Semper Fidelity: The pitfalls of illegal dumping
A pedestrian was surprised recently to see what appeared to be household trash sticking out of the top of an official city garbage can in front of an upscale apartment building at 1000 E. Market St.
The giveaway? The refuse included mail with the names of residents at the East Market address, including a Fidelity Investments statement for a $15,000 account.
With the cost of Charlottesville curbside pickup about to double, using city street cans may look like a viable way to skirt the high cost of waste disposal.
However, public service manager Steve Lawson doesn't advise it. In fact, doing so is a Class 1 misdemeanor that carries a maximum $2,500 fine and/or up to 12 months in jail.
"We didn't have a problem with household trash in dumpsters or street cans until we went to trash stickers in the first place," says Lawson. "It isn't a huge problem, but it's a persistent one."
Since 1992, the city won't haul household trash unless it carries a sticker. Currently, a 13-gallon trash bag requires a 50-cent sticker, and a 32-gallon bag costs a dollar. If City Council approves a budget that doubles those fees, Lawson expects to see more violators when the new rates go into effect July 1.
When household garbage is illegally dumped, Ronnie Shifflett, city refuse supervisor, looks for names and addresses. "We notify the people that it has to stop, and they do," reports Shifflett.
Lawson can't recall the city prosecuting anyone. "We advise them should it happen again, we will prosecute," he says.
The owner of the Fidelity account, who works for UVA's athletic department, declined to speak to The Hook on the record, but did express some concern about his privacy after his trash ended up in a newspaper office.
Another resident, whose name and address appeared on a Soft Surroundings catalog in the same street can, did not return The Hook's call. Nor did CBS Rentals, which manages the property.
Actually, residents in the building don't need stickers for their trash because the building has a dumpster but they're in trouble if they use the street can in front of the building.
"It was just a front door thing," says Shifflett. "They probably dropped it off waiting for the bus."
After the discovery, the city moved the street can on East Market about 300 feet. "Since then," says Shifflett, "it has not been abused."

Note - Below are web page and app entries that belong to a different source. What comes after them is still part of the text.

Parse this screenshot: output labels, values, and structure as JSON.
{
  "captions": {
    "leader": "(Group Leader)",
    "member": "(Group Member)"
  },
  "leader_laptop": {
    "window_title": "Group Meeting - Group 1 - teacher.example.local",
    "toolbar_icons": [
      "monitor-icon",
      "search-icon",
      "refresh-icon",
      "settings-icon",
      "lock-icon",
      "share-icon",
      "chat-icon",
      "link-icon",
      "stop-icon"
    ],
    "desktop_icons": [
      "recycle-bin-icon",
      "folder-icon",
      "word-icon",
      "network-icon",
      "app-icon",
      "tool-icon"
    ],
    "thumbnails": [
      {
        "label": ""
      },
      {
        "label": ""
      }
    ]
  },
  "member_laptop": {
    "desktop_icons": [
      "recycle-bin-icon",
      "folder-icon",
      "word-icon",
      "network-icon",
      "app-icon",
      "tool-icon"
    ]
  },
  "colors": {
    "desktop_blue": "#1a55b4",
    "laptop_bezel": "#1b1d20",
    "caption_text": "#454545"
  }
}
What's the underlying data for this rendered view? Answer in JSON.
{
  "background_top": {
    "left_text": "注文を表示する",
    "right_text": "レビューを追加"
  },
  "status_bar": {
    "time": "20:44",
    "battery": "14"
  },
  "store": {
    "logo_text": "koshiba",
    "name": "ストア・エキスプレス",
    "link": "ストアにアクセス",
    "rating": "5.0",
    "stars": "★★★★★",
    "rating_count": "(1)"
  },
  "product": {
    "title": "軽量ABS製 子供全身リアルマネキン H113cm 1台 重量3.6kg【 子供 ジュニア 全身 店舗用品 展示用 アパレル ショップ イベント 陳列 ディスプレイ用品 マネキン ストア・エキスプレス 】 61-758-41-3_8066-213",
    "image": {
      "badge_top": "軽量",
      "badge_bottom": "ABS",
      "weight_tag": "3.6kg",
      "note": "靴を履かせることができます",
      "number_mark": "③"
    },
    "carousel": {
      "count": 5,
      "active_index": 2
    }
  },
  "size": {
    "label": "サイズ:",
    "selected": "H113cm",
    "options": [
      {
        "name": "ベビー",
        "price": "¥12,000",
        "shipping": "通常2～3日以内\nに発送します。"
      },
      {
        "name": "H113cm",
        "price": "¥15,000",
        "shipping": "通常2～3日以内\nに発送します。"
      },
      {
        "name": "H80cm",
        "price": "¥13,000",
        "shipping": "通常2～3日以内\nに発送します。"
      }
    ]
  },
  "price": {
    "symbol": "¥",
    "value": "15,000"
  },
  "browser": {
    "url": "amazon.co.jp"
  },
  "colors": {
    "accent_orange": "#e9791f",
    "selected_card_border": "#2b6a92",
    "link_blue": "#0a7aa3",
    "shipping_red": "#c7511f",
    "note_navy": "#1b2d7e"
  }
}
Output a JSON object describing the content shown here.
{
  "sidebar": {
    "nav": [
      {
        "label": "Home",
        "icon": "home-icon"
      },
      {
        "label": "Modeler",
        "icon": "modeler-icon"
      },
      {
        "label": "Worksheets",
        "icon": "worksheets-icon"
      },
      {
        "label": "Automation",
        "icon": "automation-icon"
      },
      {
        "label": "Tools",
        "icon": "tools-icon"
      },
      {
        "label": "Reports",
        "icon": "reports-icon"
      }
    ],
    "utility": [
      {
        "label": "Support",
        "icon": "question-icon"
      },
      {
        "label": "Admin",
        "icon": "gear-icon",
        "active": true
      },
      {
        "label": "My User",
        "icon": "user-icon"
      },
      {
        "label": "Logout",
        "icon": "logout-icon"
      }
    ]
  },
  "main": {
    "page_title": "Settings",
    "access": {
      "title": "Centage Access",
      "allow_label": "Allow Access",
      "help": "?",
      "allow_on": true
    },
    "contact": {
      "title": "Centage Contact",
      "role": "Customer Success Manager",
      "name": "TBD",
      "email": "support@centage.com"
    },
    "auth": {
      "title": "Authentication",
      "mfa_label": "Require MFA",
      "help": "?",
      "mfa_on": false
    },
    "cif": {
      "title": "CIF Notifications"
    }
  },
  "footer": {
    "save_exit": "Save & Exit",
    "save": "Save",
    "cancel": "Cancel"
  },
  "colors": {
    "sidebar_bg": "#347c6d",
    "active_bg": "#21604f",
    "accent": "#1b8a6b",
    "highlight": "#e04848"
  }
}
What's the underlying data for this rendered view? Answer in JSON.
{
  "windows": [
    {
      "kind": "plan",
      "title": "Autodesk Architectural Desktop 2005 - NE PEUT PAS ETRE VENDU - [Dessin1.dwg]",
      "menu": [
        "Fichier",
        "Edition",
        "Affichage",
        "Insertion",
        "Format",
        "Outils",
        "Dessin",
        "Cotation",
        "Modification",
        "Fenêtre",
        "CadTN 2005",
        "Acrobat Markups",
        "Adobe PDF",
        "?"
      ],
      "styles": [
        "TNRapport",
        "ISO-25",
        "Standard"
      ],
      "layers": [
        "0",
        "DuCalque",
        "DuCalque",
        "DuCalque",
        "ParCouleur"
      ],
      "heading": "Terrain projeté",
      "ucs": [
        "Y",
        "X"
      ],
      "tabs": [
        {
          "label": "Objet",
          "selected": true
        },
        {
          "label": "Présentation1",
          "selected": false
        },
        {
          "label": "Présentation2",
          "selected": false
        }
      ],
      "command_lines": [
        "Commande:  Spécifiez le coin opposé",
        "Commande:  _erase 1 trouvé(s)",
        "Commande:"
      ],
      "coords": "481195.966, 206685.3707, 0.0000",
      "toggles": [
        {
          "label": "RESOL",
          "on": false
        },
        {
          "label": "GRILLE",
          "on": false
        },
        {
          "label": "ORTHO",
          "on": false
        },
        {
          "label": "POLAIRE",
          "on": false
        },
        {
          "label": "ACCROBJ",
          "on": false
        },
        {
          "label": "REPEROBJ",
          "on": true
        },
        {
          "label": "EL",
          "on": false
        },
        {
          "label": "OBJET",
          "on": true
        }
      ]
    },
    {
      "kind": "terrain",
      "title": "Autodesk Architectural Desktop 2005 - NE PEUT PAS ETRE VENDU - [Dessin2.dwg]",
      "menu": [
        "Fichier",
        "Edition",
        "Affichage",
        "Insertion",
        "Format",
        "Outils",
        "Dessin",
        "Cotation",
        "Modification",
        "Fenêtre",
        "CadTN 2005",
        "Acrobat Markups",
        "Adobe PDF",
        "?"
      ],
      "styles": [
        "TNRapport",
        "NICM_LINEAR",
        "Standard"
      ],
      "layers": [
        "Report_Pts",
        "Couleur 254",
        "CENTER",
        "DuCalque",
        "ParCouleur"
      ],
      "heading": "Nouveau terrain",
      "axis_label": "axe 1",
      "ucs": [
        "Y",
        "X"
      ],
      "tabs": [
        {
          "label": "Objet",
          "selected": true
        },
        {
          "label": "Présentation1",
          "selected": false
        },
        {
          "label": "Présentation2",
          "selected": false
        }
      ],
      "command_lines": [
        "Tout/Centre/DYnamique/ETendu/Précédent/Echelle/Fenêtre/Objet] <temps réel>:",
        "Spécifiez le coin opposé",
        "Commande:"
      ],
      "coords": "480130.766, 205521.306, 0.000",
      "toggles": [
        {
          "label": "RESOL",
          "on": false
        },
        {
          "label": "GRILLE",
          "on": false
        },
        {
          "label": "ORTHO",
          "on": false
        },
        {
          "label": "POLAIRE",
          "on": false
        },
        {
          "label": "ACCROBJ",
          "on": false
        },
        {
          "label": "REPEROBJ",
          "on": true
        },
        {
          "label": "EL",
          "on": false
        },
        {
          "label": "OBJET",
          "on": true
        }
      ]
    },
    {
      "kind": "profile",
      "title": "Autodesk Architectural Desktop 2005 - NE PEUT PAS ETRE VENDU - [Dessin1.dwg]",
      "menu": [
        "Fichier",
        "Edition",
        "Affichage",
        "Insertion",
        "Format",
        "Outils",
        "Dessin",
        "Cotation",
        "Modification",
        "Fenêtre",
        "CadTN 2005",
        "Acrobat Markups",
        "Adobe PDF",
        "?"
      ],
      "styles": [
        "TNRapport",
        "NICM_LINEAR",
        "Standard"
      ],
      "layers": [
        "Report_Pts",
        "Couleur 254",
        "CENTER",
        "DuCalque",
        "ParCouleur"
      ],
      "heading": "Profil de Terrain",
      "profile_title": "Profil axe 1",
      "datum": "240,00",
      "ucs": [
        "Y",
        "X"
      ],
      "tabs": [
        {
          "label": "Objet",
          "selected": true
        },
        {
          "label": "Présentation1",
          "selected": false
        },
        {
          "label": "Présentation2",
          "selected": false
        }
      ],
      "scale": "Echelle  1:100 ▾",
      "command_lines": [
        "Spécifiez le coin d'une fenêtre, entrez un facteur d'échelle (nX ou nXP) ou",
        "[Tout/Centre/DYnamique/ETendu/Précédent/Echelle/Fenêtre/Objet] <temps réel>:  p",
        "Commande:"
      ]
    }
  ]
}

Another strategy the city uses to thwart residential dumpers is putting smaller openings on the garbage cans. "The street cans we purchase now with small openings make it a lot harder to get household trash in," says Lawson.
The threat of a Class 1 misdemeanor may not be enough to deter scofflaws who use street cans or private dumpsters to save a few bucks, but here's another consideration: the danger that identity thieves will end up with the dumper's personal financial information or worse, that a newspaper will.